Task to carry out:
Pick the lines holding the string "chevron" out of the records and copy them.

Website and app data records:
──────
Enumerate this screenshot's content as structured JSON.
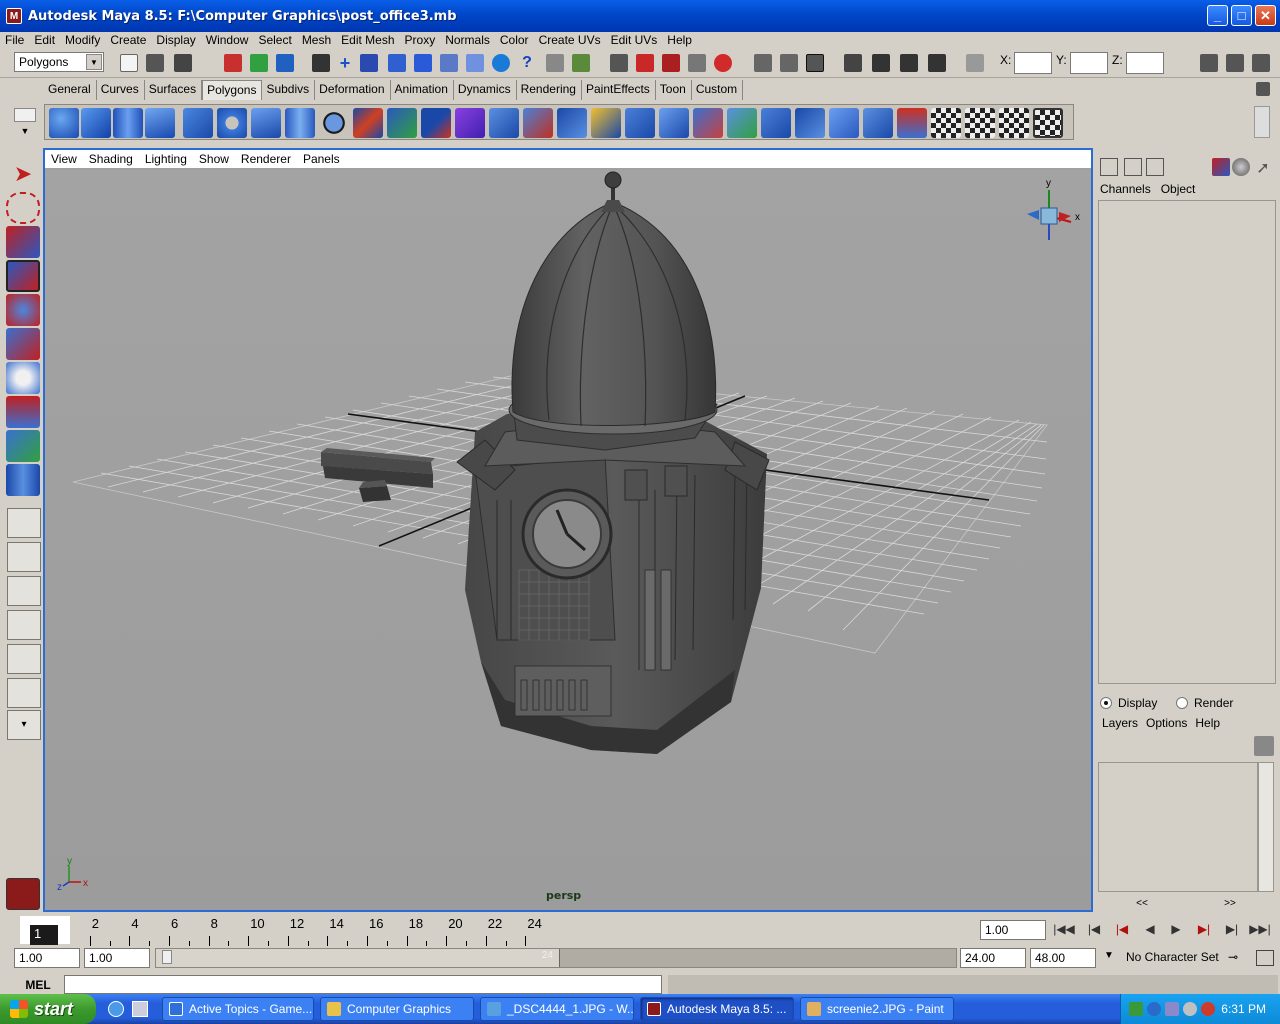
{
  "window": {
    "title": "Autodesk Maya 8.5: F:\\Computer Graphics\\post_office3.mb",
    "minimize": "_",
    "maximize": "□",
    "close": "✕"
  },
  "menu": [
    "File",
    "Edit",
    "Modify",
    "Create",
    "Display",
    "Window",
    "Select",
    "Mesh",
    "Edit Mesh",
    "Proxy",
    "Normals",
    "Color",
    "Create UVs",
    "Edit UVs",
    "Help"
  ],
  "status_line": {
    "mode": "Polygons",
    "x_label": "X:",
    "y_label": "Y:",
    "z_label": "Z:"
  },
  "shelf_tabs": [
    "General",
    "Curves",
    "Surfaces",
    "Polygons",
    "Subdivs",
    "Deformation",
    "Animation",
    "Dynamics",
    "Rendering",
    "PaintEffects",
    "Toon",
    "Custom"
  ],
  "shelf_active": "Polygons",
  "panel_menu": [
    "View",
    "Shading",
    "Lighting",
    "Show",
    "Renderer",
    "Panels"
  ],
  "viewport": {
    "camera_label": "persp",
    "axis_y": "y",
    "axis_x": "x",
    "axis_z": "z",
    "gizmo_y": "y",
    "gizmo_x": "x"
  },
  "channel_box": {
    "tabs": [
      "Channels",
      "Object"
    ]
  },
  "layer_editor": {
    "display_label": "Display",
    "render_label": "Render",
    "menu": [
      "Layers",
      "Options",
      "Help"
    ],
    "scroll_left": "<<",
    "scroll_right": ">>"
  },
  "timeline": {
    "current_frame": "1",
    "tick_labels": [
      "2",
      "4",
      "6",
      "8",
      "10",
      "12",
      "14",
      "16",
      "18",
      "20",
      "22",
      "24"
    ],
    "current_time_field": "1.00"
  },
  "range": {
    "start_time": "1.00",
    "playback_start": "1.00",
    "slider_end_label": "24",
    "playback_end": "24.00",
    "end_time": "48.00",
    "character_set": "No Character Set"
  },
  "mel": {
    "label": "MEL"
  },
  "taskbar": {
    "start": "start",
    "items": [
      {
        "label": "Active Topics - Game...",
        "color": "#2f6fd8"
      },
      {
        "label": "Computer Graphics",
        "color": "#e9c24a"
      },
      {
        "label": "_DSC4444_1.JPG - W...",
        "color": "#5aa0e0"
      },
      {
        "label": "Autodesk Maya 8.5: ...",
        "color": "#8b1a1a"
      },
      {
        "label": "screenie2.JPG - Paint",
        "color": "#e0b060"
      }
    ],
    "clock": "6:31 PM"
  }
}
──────
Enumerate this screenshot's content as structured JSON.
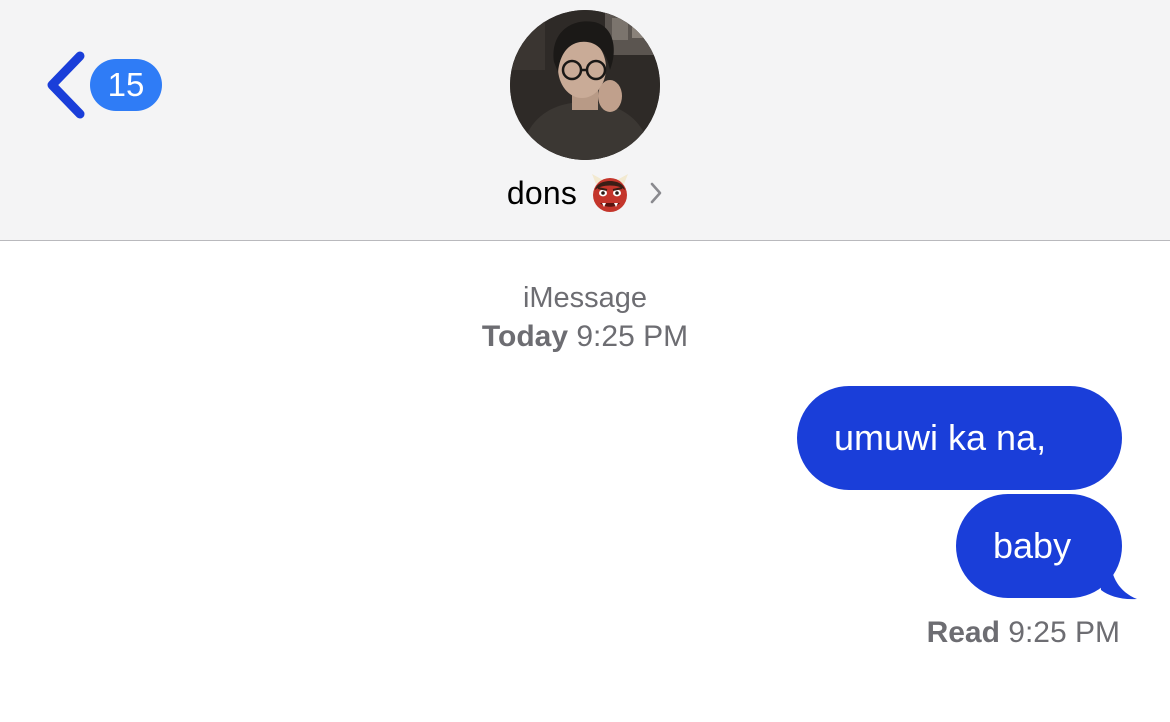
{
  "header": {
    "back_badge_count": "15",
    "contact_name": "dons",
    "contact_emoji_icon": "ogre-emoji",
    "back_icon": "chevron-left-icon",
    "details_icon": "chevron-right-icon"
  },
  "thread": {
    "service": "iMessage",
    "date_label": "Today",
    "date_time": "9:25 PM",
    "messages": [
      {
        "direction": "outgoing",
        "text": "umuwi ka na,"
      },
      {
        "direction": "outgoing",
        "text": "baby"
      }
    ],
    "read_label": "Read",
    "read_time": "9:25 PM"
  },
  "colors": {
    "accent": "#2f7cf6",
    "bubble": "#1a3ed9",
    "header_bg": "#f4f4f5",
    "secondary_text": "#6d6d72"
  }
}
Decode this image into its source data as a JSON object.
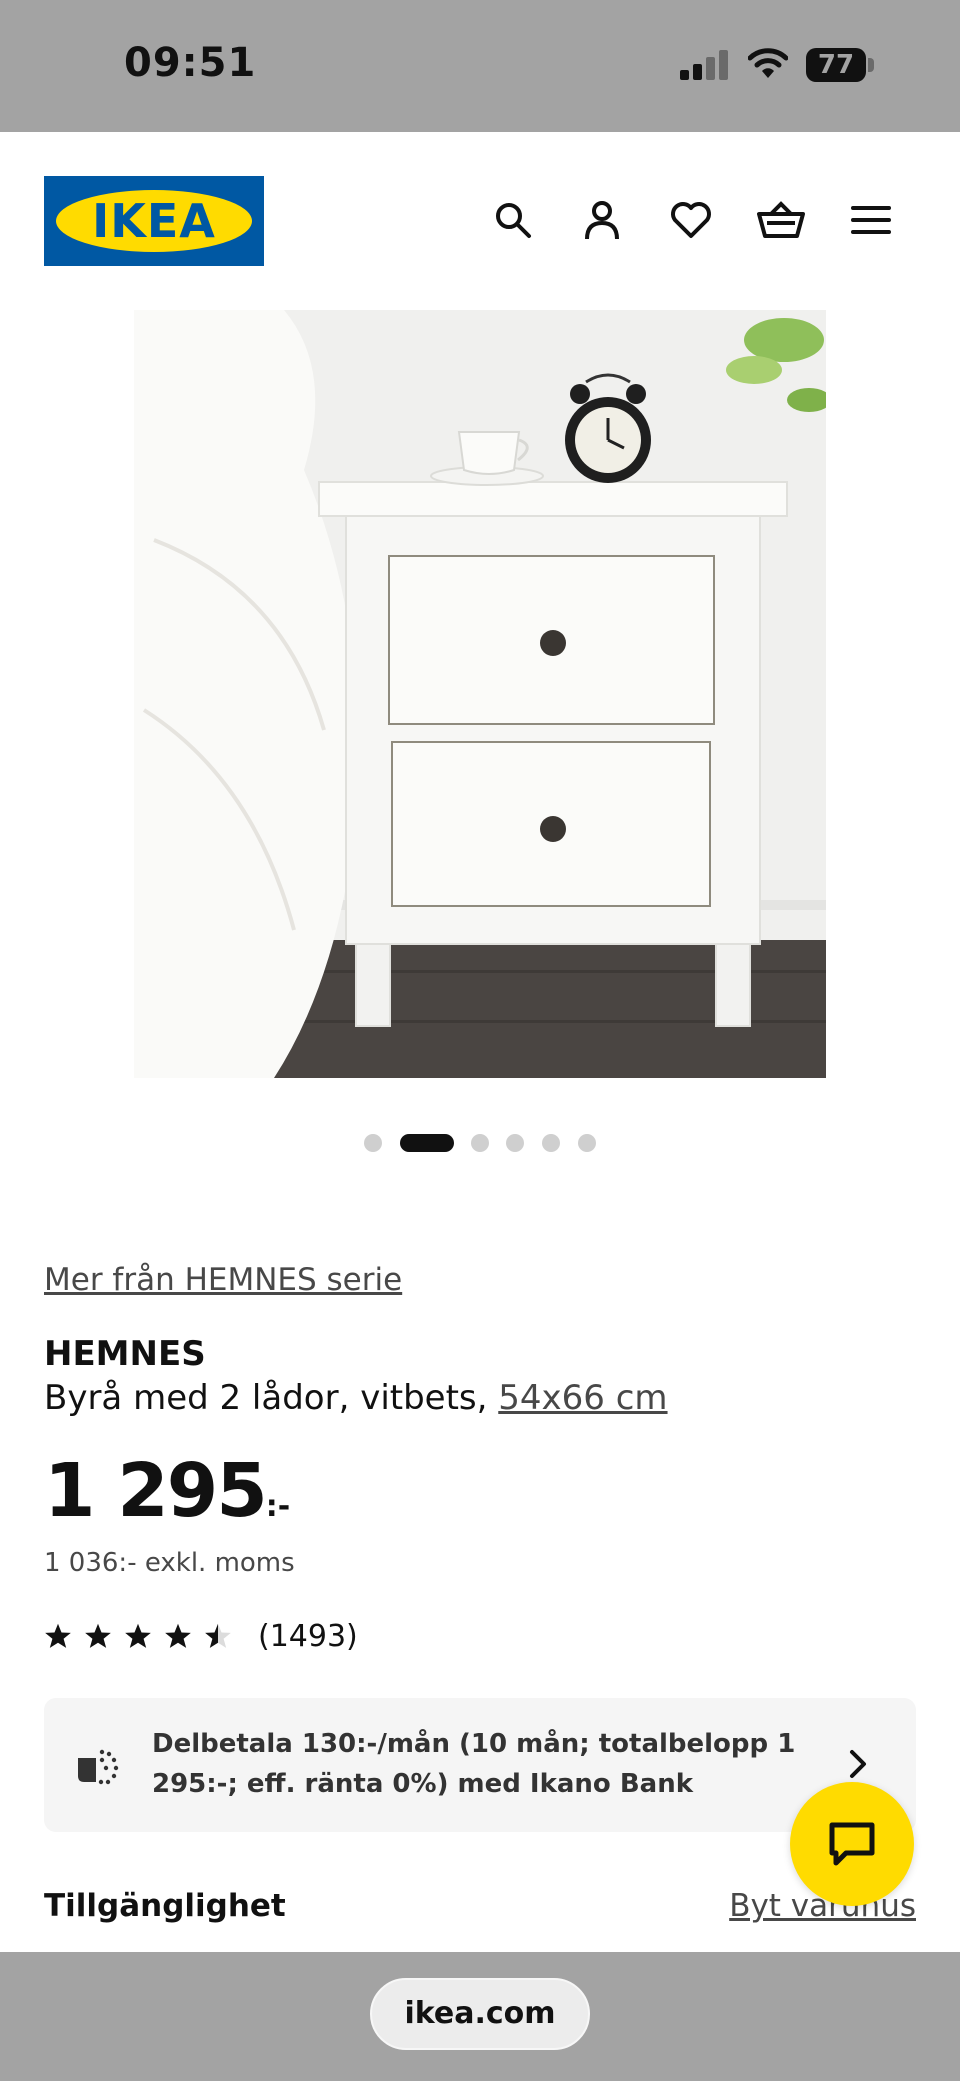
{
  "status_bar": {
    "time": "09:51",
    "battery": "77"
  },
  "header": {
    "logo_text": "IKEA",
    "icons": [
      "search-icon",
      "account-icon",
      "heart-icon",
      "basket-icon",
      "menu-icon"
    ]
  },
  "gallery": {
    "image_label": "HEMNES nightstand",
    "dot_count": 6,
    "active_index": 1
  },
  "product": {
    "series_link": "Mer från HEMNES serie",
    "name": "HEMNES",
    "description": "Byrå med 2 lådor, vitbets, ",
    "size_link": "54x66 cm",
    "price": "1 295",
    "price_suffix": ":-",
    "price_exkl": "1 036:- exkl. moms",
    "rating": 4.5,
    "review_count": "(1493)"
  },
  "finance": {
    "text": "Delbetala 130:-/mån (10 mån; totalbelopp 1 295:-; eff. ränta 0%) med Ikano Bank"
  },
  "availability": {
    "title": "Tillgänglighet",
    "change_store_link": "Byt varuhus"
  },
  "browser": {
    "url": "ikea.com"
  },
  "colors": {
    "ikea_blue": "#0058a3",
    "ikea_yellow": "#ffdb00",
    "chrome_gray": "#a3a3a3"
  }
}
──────
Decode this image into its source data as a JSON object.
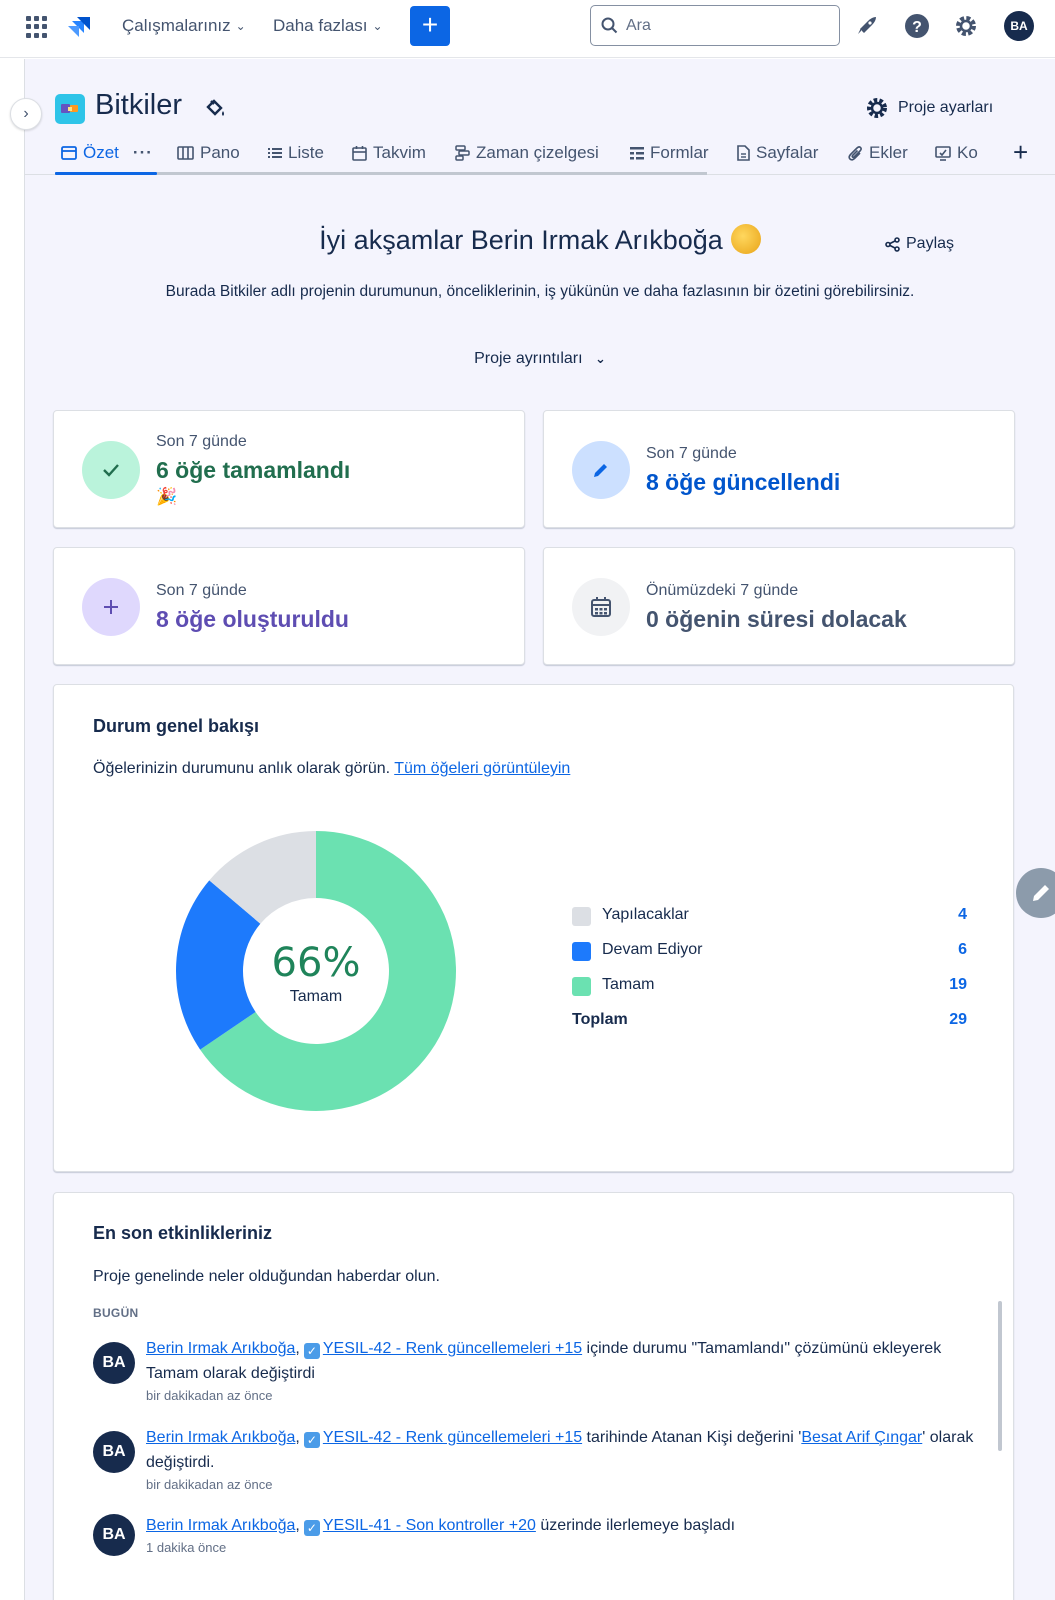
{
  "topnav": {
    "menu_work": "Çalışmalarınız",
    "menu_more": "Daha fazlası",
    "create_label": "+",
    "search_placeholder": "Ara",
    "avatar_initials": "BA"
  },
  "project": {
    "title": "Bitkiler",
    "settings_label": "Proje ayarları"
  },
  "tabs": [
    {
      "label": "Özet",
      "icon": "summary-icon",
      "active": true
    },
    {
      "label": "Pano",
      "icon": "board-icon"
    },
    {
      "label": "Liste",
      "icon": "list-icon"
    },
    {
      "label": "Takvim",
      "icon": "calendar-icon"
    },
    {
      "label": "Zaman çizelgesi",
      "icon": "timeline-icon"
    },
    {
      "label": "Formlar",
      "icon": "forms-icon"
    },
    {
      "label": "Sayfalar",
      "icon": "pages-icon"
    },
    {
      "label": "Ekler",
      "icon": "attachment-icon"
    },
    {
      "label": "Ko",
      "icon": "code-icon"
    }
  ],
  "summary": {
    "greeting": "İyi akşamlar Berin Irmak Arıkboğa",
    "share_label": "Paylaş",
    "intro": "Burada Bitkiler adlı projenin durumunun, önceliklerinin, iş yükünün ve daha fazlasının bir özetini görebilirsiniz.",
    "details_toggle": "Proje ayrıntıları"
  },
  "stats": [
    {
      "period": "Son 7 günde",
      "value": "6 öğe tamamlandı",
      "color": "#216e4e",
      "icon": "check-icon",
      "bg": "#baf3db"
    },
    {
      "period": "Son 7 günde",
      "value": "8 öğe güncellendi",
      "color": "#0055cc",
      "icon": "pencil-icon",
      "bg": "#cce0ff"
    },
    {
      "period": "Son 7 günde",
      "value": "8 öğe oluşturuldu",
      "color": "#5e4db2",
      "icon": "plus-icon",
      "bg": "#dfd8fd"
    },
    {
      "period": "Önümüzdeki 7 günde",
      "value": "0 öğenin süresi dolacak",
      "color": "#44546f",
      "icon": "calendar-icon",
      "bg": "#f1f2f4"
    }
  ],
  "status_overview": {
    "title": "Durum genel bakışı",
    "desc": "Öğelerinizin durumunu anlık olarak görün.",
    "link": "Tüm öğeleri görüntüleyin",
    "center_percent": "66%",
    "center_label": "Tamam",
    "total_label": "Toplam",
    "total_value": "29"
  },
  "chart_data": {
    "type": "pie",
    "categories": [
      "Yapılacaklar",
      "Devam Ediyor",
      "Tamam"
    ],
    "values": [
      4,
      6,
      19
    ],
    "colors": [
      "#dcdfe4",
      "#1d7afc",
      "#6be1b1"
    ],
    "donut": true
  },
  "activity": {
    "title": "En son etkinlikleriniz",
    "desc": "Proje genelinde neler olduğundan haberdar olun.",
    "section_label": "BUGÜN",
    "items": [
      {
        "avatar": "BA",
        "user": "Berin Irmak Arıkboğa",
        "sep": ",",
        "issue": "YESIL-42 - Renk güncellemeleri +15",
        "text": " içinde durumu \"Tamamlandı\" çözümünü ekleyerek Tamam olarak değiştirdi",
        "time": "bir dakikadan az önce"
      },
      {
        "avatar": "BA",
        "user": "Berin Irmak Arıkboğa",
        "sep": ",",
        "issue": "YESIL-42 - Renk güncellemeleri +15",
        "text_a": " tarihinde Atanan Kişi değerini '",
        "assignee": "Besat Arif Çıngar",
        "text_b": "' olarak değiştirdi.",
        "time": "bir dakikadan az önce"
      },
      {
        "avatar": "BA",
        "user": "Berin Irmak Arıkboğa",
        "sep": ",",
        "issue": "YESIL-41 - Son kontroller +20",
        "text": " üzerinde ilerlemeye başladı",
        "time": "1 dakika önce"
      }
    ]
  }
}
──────
Response:
    "back_icon": "chevron-left-icon",
    "details_icon": "chevron-right-icon"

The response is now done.